  • 13. From the production function To The Total-Cost Curve
  • 14. Fixed and variable costs Fixed costs (FC): costs that do not vary with the quantity of output produced. Variable costs (VC): costs that vary with the quantity of output produced. Total cost (TC) = FC + VC
  • 15. Example of the various measures of cost: Conrad’s coffee shopQuantity Total Fixed cost Variable Average Average Average Marginalof coffee cost cost fixed variable totalcost cost(cups per cost costhour) 0 $ 3.00 $ 3.00 $ 0.00 _ _ _ 1 3.30 $ 3.00 0.30 $ 3.00 $ 0.30 $ 3.30 $ 0.30 2 3.80 $ 3.00 0.80 1.50 0.40 1.90 0.50 3 4.50 $ 3.00 1.50 1.00 0.50 1.50 0.70 4 5.40 $ 3.00 2.40 0.75 0.60 1.35 0.90 5 6.50 $ 3.00 3.50 0.60 0.70 1.30 1.10 6 7.80 $ 3.00 4.80 0.50 0.80 1.30 1.30 7 9.30 $ 3.00 6.30 0.43 0.90 1.33 1.50 8 11.00 $ 3.00 8.00 0.38 1.00 1.38 1.70 9 12.90 $ 3.00 9.90 0.33 1.10 1.43 1.90 10 15.00 $ 3.00 12.00 0.30 1.20 1.50 2.10
  • 16. Conrad’s total-cost curve
  • 17. Average and marginal cost Average total cost = total cost/quantity ATC = TC/Q Marginal cost : the increase in total cost that arises from an extra unite of production.Marginal cost = change in total cost/change in quantity MC = ∆TC/ ∆Q
  • 18. Cost curves and their shapes: average total cost (ATC): total cost divided by the quantity of output. Average fixed cost (AFC): fixed cost divided by the quantity of output. Average variable cost (AVC): variable cost divided by the quantity of output. Marginal cost (MC): the increase in total cost that arises from an extra unite of production.
  • 19. Conrad’s average-cost and marginal-cost curves
  • 20.  The cost curves shown here for Conrad’s coffee shop have some features that are common to the cost curves of many firms in the economy.1. Rising marginal cost2. U-shaped average total cost3. The relationship between marginal cost and average total cost.
  • 21. Typical cost curves
  • 22.  The division of total costsbetween fixed and variablecosts depends on thetime horizon.
  • 23. Short Run Example: Ford Motor Company Size of the factory is fixed in the short run To vary quantity of cars produced, ford will have to change the number of workers they employ. Increase in quantity of cars produced, increases the cost.
  • 24. Diminishing Marginal Returns:“A law of economics stating that, as the number of newemployees increases, the marginal product of an additionalemployee will at some point be less than the marginalproduct of the previous employee.” Problem of overcrowding
  • 25. Long Run Example: Ford Motor Company Inputs are variable in the long run Firms can expand the size of factories, build new factories or close old ones. Ford can expand both the size of the factory and the workforce
  • 26. LRATC CurveFirm can choose from 3 factory sizes: S, M, L.The firm can change it’s factory size in the long run not in the short run.
  • 27. LRATC Curve To manufacture less than QA, in the long run the firm will choose size S. To manufacture between QA and QB, in the long run the firm will choose size M. To manufacture more than QB, in the long run the firm will choose size L.
  • 28. Scale of Production Economies of scale: Long run average total cost falls as the quantity of output increases. Constant returns to scale: Long run average total cost stays the same as the quantity of output changes Diseconomies of scale: Long run average total cost rises as the quantity of output increases
  • 29. Scale of Production Economies of Scale: Allows specialization among workers. It allows each worker to become better at a specific task Example: Assembly Line Diseconomies of scale: Coordination problem The more stretched the management become.

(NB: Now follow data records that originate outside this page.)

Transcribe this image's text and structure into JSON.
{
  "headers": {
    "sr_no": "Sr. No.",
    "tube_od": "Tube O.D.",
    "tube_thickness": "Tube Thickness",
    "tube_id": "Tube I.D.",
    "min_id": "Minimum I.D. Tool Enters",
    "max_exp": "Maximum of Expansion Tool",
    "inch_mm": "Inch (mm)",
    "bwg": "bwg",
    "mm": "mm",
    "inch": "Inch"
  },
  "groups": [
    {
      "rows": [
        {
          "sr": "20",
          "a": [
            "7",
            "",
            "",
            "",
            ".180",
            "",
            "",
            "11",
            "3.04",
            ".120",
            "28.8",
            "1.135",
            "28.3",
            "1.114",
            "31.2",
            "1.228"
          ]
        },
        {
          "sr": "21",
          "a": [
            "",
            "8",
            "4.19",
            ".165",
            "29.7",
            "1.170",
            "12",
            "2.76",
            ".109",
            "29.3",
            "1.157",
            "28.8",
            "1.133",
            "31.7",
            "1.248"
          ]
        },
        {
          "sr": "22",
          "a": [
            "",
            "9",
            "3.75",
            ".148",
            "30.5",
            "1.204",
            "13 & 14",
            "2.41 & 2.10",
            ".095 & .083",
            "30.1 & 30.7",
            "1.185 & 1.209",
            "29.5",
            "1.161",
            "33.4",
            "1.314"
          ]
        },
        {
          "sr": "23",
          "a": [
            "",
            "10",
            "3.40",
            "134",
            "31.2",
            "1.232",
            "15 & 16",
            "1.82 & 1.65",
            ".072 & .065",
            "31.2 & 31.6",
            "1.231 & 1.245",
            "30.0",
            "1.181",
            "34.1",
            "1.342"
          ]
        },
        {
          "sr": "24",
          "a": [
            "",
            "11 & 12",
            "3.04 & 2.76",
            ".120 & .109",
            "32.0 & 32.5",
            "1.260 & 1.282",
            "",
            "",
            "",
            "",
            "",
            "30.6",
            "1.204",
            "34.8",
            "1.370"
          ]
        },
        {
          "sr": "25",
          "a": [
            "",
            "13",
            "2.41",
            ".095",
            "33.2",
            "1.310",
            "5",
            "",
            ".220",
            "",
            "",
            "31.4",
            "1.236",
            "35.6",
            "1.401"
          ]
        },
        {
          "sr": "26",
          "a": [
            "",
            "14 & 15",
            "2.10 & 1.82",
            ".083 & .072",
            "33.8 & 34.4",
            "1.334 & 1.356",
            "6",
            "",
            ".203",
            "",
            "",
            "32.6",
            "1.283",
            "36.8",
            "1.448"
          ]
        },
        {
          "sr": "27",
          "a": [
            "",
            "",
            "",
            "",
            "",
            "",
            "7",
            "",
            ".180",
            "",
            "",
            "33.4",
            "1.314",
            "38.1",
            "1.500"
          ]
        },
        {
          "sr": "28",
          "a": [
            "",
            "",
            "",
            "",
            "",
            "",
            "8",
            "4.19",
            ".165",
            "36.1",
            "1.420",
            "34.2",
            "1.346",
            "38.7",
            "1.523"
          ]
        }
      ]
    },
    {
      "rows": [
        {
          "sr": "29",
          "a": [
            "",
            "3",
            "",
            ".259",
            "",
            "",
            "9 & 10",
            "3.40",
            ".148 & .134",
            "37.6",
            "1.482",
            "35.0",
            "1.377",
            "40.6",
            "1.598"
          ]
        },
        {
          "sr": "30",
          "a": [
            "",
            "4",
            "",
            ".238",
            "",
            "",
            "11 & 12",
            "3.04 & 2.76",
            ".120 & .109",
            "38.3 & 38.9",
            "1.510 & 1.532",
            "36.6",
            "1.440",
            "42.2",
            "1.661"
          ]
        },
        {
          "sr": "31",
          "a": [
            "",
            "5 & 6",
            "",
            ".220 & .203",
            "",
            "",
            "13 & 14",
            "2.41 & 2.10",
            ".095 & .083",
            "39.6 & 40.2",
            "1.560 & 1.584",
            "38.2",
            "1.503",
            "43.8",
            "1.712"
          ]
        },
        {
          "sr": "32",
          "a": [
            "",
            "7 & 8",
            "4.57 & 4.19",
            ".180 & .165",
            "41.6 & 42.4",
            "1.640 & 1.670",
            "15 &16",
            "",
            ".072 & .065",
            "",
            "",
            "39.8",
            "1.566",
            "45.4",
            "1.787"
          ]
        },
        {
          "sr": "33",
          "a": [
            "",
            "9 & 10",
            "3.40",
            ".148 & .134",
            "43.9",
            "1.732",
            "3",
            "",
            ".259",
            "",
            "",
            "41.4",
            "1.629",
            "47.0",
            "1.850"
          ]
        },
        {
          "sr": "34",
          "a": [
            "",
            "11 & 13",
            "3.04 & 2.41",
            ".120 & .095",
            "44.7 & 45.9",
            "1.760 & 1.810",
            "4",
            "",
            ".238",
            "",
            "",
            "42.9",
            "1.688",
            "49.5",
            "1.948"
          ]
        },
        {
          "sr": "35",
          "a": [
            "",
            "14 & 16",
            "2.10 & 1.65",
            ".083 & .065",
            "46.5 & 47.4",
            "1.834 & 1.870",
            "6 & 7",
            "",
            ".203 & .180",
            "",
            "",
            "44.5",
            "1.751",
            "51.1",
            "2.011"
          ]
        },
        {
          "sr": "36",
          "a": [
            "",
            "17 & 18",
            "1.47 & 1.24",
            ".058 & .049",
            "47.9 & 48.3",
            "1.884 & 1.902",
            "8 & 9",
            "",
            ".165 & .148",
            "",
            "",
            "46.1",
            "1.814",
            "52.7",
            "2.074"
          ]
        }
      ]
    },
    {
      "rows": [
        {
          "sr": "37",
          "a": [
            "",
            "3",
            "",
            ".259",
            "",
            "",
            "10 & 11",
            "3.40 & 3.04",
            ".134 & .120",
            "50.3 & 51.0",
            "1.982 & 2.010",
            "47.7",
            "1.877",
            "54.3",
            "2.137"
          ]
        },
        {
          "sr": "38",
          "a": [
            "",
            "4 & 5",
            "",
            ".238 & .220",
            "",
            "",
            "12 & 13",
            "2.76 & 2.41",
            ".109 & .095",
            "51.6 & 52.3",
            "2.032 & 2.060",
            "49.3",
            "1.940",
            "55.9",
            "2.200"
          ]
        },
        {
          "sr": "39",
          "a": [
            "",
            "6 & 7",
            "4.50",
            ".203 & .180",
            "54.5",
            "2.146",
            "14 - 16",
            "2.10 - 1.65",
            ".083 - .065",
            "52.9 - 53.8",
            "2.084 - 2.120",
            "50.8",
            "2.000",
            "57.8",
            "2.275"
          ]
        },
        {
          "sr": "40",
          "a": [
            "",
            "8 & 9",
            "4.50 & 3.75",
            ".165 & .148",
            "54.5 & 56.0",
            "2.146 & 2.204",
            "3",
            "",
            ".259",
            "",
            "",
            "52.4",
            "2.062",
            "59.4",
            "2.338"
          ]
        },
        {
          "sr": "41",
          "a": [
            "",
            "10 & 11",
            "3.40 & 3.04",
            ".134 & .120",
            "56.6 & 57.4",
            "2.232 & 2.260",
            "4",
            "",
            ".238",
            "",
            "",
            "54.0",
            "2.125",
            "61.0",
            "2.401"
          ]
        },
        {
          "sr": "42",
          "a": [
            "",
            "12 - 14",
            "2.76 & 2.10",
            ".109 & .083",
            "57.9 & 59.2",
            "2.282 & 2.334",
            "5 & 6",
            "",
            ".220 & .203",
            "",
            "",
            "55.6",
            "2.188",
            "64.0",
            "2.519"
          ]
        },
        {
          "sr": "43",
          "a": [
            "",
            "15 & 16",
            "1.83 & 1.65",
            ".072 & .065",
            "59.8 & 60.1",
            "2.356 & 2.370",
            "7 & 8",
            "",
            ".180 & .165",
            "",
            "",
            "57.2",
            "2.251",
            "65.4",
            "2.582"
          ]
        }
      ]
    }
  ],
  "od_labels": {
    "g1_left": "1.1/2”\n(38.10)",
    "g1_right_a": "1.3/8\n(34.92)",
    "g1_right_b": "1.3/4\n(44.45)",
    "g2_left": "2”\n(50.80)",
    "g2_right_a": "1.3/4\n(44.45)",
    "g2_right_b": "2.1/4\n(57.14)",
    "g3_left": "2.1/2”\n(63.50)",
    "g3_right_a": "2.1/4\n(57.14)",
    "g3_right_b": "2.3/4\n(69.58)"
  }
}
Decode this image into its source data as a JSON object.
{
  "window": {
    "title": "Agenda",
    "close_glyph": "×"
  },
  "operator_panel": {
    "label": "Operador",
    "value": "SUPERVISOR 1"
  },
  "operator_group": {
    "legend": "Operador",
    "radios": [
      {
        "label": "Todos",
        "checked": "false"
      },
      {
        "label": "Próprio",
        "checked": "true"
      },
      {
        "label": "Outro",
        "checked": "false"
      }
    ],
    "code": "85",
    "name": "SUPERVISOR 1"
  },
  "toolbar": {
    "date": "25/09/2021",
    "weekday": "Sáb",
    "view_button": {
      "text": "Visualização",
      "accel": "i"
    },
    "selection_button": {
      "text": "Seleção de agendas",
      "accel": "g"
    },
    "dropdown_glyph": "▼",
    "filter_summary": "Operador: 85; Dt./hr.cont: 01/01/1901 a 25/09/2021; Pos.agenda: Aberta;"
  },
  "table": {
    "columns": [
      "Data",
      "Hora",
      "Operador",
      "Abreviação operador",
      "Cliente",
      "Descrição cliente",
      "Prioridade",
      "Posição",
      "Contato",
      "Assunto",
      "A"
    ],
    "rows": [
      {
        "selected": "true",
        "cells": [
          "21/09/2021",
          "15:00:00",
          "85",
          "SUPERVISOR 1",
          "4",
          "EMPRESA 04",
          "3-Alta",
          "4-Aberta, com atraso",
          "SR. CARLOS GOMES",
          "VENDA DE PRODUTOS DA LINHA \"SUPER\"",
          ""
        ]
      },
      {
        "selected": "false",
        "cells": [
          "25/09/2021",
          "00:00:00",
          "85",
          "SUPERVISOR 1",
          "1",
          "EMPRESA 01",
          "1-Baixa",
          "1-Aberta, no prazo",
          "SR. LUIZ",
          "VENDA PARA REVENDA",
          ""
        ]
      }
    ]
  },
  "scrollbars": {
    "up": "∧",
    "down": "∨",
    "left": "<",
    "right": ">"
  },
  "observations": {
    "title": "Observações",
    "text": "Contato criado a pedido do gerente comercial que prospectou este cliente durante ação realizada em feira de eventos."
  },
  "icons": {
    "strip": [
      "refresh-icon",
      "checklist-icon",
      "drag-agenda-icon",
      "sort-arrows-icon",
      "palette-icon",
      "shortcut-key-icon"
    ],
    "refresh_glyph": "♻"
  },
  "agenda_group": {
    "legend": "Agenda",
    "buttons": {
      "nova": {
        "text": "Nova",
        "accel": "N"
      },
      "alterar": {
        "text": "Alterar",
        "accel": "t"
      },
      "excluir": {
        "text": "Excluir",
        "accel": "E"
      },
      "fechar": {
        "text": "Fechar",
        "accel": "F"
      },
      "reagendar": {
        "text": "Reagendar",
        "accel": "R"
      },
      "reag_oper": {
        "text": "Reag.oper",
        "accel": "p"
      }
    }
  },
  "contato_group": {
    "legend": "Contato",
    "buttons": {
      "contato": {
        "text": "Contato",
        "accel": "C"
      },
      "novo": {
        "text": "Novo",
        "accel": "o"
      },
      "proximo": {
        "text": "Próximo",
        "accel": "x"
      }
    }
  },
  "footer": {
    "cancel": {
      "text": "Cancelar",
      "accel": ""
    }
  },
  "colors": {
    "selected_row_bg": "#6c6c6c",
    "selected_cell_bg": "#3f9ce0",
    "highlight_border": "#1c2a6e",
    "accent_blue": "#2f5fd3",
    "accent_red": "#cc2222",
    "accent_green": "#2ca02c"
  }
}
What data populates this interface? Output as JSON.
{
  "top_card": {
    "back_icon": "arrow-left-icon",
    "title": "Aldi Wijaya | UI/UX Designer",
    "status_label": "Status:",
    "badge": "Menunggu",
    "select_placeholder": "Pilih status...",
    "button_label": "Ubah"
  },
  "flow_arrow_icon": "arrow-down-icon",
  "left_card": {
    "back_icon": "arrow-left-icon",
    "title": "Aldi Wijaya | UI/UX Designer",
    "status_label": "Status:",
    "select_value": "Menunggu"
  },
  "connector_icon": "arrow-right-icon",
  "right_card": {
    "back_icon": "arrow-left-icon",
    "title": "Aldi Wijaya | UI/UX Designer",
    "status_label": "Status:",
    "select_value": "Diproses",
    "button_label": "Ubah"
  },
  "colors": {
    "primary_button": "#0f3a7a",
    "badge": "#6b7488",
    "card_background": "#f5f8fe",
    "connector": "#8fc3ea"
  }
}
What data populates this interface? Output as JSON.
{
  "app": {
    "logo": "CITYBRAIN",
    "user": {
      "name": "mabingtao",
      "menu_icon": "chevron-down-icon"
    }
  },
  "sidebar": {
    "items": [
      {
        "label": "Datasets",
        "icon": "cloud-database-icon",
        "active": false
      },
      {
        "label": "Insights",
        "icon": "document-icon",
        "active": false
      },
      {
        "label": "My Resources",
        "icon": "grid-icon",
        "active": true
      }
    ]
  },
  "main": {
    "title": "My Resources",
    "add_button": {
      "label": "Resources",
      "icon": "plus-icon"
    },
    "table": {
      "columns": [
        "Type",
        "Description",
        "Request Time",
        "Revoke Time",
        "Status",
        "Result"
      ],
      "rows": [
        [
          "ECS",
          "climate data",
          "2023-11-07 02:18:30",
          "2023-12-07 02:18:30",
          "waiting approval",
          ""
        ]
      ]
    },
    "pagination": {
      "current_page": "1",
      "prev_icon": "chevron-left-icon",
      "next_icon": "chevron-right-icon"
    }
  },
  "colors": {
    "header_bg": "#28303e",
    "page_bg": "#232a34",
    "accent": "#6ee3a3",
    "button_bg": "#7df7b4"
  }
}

It becomes less effective. QUIZ
  • 30. Quick Quiz1) Profit = Total Revenue + Total Cost False1) Accountants include Explicit & Implicit Costs False1) Fixed costs do not vary but variable costs do True
  • 31. Thanks For Listening